Actually, it was easier than it might have been, because all the main differences can, it seems, be summarised in instructions. Once you know that you undress in the outer area, wash before getting into the baths, and that you're kind of expected to hold your small towel in front of your genitals but that people often don't bother, it's quite easy. The only other odd thing is that your towel is supposed to get wet, and you can spot that quite easily.

Once the cultural differences were assimilated, it was very pleasant. The water wasn't uncomfortably hot, as I had feared it might be, although I wouldn't have minded had the weather been slightly cooler. Then, I think the rotenburo (outside bath) would have been extremely pleasant. There were several different baths, most inside, but all with great views through the large windows, and a sort of shower massage place. The full age range was represented, from literal babies to old men, and there was even one girl. (I would guess about four years old; according to Yuriko, boys that age and younger are fairly common on the women's side, but men taking their children to the onsen without their wives are, it seems, still rarer than women doing it without their husbands. Why does this not surprise me?)

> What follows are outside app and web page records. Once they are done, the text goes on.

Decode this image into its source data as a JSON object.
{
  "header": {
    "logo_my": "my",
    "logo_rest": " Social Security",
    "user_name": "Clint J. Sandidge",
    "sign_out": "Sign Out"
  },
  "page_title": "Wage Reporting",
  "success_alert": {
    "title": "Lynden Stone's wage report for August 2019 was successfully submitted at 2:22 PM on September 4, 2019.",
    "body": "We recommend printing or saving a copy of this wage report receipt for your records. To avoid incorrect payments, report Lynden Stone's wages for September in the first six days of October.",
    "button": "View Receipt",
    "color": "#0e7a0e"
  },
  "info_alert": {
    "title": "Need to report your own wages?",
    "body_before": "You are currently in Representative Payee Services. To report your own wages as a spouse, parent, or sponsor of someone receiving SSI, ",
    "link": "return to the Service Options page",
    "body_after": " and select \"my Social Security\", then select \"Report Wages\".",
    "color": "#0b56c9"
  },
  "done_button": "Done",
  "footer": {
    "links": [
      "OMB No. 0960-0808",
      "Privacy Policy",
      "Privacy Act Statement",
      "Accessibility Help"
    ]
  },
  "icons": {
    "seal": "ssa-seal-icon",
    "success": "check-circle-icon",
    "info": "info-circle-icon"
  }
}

Anyway, now that I've done it once, I'll definitely be doing it again. It's very relaxing, more so than the Japanese baths in hotels or ryokans, for the simple reason that I actually fit into the baths at an onsen. (No photographs of the onsen. Obviously...)

Then I got the train home, cooked dinner, and wrote this diary entry. School again tomorrow.